After this we decided to go on a hunt for the ‘palm beach’ mentioned in the little tourist brochure we had found on the boat. Unfortunately most of the museums seemed to be closed at the weekends, so we decided that a beach might be a better bet for us to try to find. I LOVE the sea, so finding a sand beach, particularly if it has anything even approximating waves,  is always something that makes me smile.

Our walk was lovely. We found some really pretty spots even if the palm beach itself was a disappointment ( the palms are put away indoors in winter, unlike in Falmouth) but the beach was made out of shell sand, and so was more like flour – greyish white, than the golden sands i’m used to. it was nice to walk on other than the sharp bits of shell that could catch your feet, and there were small waves (read: 1 foot high tops).

On our return to town, we discovered that all the shops and cafés had shut. We didn’t think it had taken us *that* long to visit the beach, but it turns out that in Denmark shops seem to shut at around 2pm on saturdays and don’t open at all on sundays – something that seems incredibly weird to me!. We got into a fast food place and I tried pølse sausages, which are basically like hot dogs but red, and that was quite nice.

After this we wandered around a bit longer and then headed back to the ferry waiting room a full three and a half hours early to sit and wait in the warm.

Things I learnt from visiting Denmark:

– Go during the week in off season – otherwise nothing will be open at all
– Danish sounds like Drunk Swedish with a cold – I don’t like it nearly as much as Swedish (sorry Danish friends!)
– pølse are ok but nothing that special
– Danes do, however, seem to have lots of Chinese restaurants, which I approve of ( Gothenburg is lacking in good ones)
– The Danish coast path is wonderful
– The public toilets are AWFUL!
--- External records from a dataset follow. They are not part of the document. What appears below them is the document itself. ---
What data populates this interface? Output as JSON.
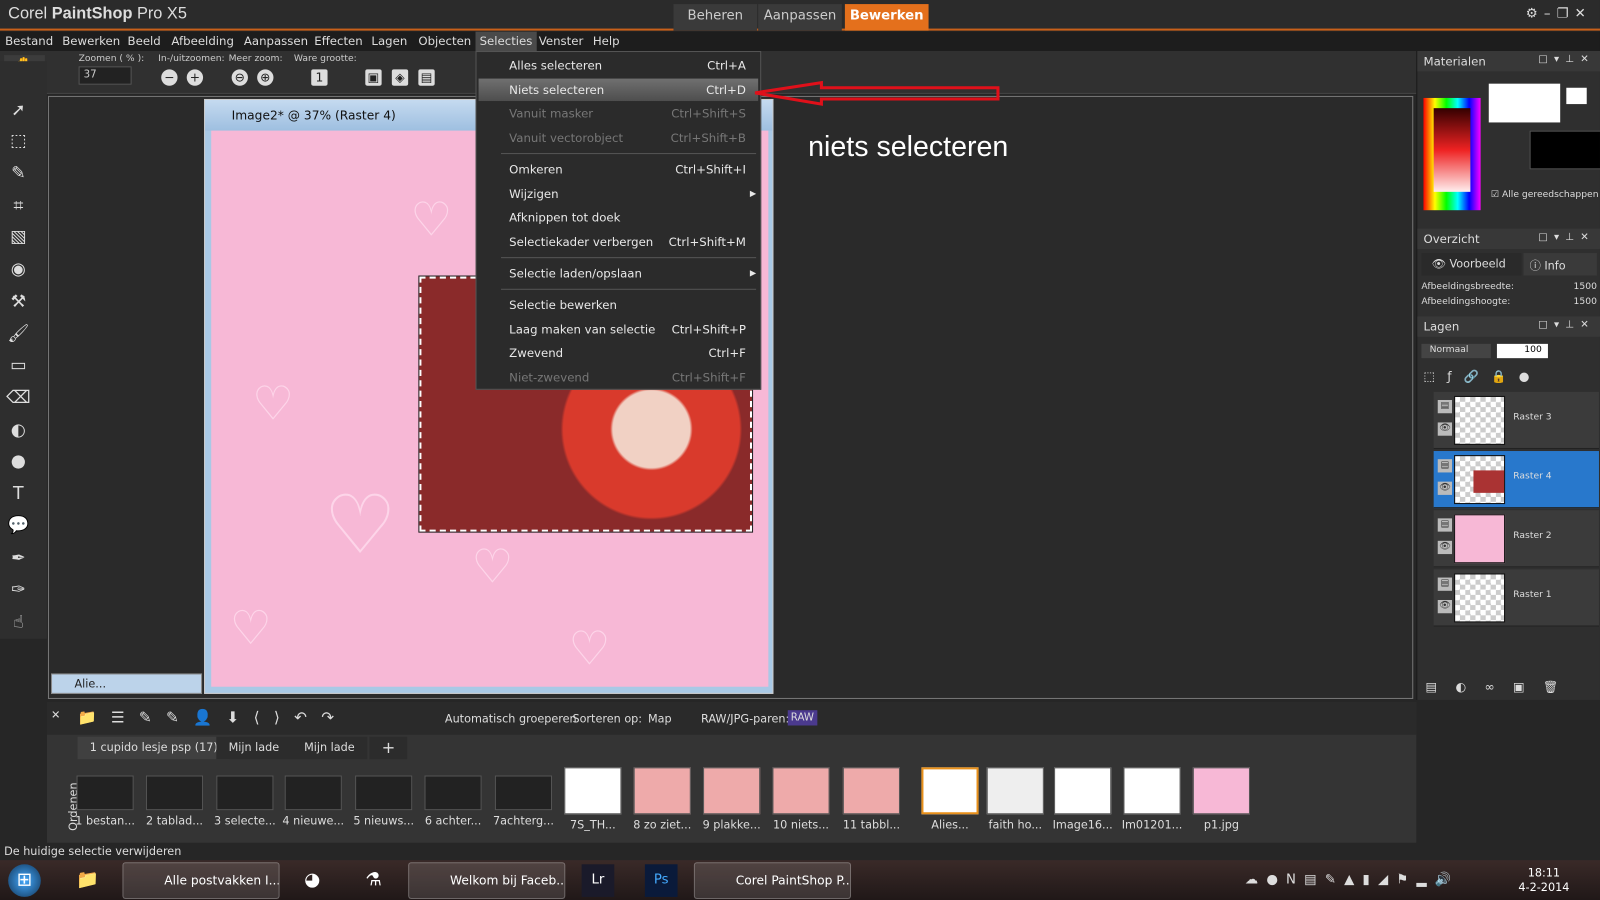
{
  "app": {
    "brand_light": "Corel ",
    "brand_bold": "PaintShop",
    "brand_tail": " Pro X5",
    "modes": [
      "Beheren",
      "Aanpassen",
      "Bewerken"
    ],
    "active_mode": "Bewerken",
    "accent": "#e4701c"
  },
  "menubar": [
    "Bestand",
    "Bewerken",
    "Beeld",
    "Afbeelding",
    "Aanpassen",
    "Effecten",
    "Lagen",
    "Objecten",
    "Selecties",
    "Venster",
    "Help"
  ],
  "toolbar": {
    "zoom_label": "Zoomen ( % ):",
    "zoom_value": "37",
    "inout_label": "In-/uitzoomen:",
    "more_label": "Meer zoom:",
    "actual_label": "Ware grootte:"
  },
  "selecties_menu": [
    {
      "label": "Alles selecteren",
      "shortcut": "Ctrl+A",
      "state": "enabled"
    },
    {
      "label": "Niets selecteren",
      "shortcut": "Ctrl+D",
      "state": "highlighted"
    },
    {
      "label": "Vanuit masker",
      "shortcut": "Ctrl+Shift+S",
      "state": "disabled"
    },
    {
      "label": "Vanuit vectorobject",
      "shortcut": "Ctrl+Shift+B",
      "state": "disabled"
    },
    {
      "label": "Omkeren",
      "shortcut": "Ctrl+Shift+I",
      "state": "enabled"
    },
    {
      "label": "Wijzigen",
      "shortcut": "",
      "state": "submenu"
    },
    {
      "label": "Afknippen tot doek",
      "shortcut": "",
      "state": "enabled"
    },
    {
      "label": "Selectiekader verbergen",
      "shortcut": "Ctrl+Shift+M",
      "state": "enabled"
    },
    {
      "label": "Selectie laden/opslaan",
      "shortcut": "",
      "state": "submenu"
    },
    {
      "label": "Selectie bewerken",
      "shortcut": "",
      "state": "enabled"
    },
    {
      "label": "Laag maken van selectie",
      "shortcut": "Ctrl+Shift+P",
      "state": "enabled"
    },
    {
      "label": "Zwevend",
      "shortcut": "Ctrl+F",
      "state": "enabled"
    },
    {
      "label": "Niet-zwevend",
      "shortcut": "Ctrl+Shift+F",
      "state": "disabled"
    }
  ],
  "annotation": "niets selecteren",
  "image_window": {
    "title": "Image2* @  37% (Raster 4)",
    "minimized_title": "Alie..."
  },
  "materials": {
    "title": "Materialen",
    "all_tools": "Alle gereedschappen"
  },
  "overview": {
    "title": "Overzicht",
    "tab_preview": "Voorbeeld",
    "tab_info": "Info",
    "width_label": "Afbeeldingsbreedte:",
    "width": "1500",
    "height_label": "Afbeeldingshoogte:",
    "height": "1500"
  },
  "layers": {
    "title": "Lagen",
    "blend": "Normaal",
    "opacity": "100",
    "items": [
      "Raster 3",
      "Raster 4",
      "Raster 2",
      "Raster 1"
    ],
    "selected": "Raster 4"
  },
  "organizer": {
    "auto_group": "Automatisch groeperen",
    "sort_label": "Sorteren op:",
    "sort_value": "Map",
    "raw_label": "RAW/JPG-paren:",
    "raw_badge": "RAW",
    "side_label": "Ordenen",
    "tabs": [
      "1 cupido lesje psp (17)",
      "Mijn lade",
      "Mijn lade"
    ],
    "add_tab": "+",
    "thumbs": [
      "1 bestan...",
      "2 tablad...",
      "3 selecte...",
      "4 nieuwe...",
      "5 nieuws...",
      "6 achter...",
      "7achterg...",
      "7S_TH...",
      "8 zo ziet...",
      "9 plakke...",
      "10 niets...",
      "11 tabbl...",
      "Alies...",
      "faith ho...",
      "Image16...",
      "Im01201...",
      "p1.jpg"
    ]
  },
  "status": "De huidige selectie verwijderen",
  "taskbar": {
    "items": [
      "Alle postvakken I...",
      "Welkom bij Faceb...",
      "Corel PaintShop P..."
    ],
    "time": "18:11",
    "date": "4-2-2014"
  }
}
We got a meal on the boat on the way back of beef with roast potatoes, bearnaise sauce and brown sauce (although they were actually more like thick cut chips/wedges and the brown sauce was actually gravy). It was wonderful! Really tasty. It cost 109 kr (£11) but included bread and butter and I also managed to get three cups of tea at the same time for not much more, which was wonderful.

In conclusion, the entire day out for one cost me roughly £35, including pancakes, 2 cups of coffee, 4 cups of tea and a meal of roast beef and potatoes, as well as my return ticket. Not a bad price for a day trip to a foreign country. And those views were beautiful, and well worth it.
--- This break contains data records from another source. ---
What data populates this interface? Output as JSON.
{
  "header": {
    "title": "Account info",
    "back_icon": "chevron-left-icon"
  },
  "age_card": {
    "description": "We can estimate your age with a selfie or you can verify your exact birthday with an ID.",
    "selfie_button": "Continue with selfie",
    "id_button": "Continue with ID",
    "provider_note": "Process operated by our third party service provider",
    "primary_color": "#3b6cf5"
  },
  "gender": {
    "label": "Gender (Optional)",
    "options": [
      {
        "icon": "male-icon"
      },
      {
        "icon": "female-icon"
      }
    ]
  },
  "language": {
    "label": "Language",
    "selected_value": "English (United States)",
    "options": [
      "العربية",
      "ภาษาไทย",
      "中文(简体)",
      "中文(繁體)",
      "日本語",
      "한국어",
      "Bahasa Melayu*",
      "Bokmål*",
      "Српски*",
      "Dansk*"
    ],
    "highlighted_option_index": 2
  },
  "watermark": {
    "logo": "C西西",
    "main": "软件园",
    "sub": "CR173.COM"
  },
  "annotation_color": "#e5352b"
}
Frederikshavn

En dag ut!

I’ve started Geocaching. It’s a lot of fun! I’ve already found a few of them around town (chiefly the one just down the road from me and one over at Eriksbergtorget). It’s a lot of fun.

Anyhow, today, Emil and I went to Saltholmen, because I wanted to visit the sea. As a cornish girl, I have always felt more at home around salt water and waves. Here in Sweden, waves are a bit of a rarity: there were only ripples on the water really because it was blowing a hoolie outside.  There were a couple of Geocaches around that I knew existed, but we didn’t manage to get to any of them in the end. We took a ferry out to one of the islands but had to come back straight away on the same ferry because we realised it was two hours before the next one back and we’d be late for Emil’s gaming night with one of his friends. On the ferry we had a fika and chattered a bit, which was really nice.

After this, we took  the tram back to Domkyrkan before walking to the Goteborg Museum. Now, I’ve been wanting to do the museum for at least the last two months, so i was very excited that we got to go to it. They have a viking boat! a real one! And they have a lot of old church carvings from pre-1300: the sorts of thing that in the UK were destroyed in the reformation. They also had some beautiful examples of victorian clothes, and elizabethan ones, and an old printing press, and a few other gorgeous items that made m very happy. I love doing history stuff!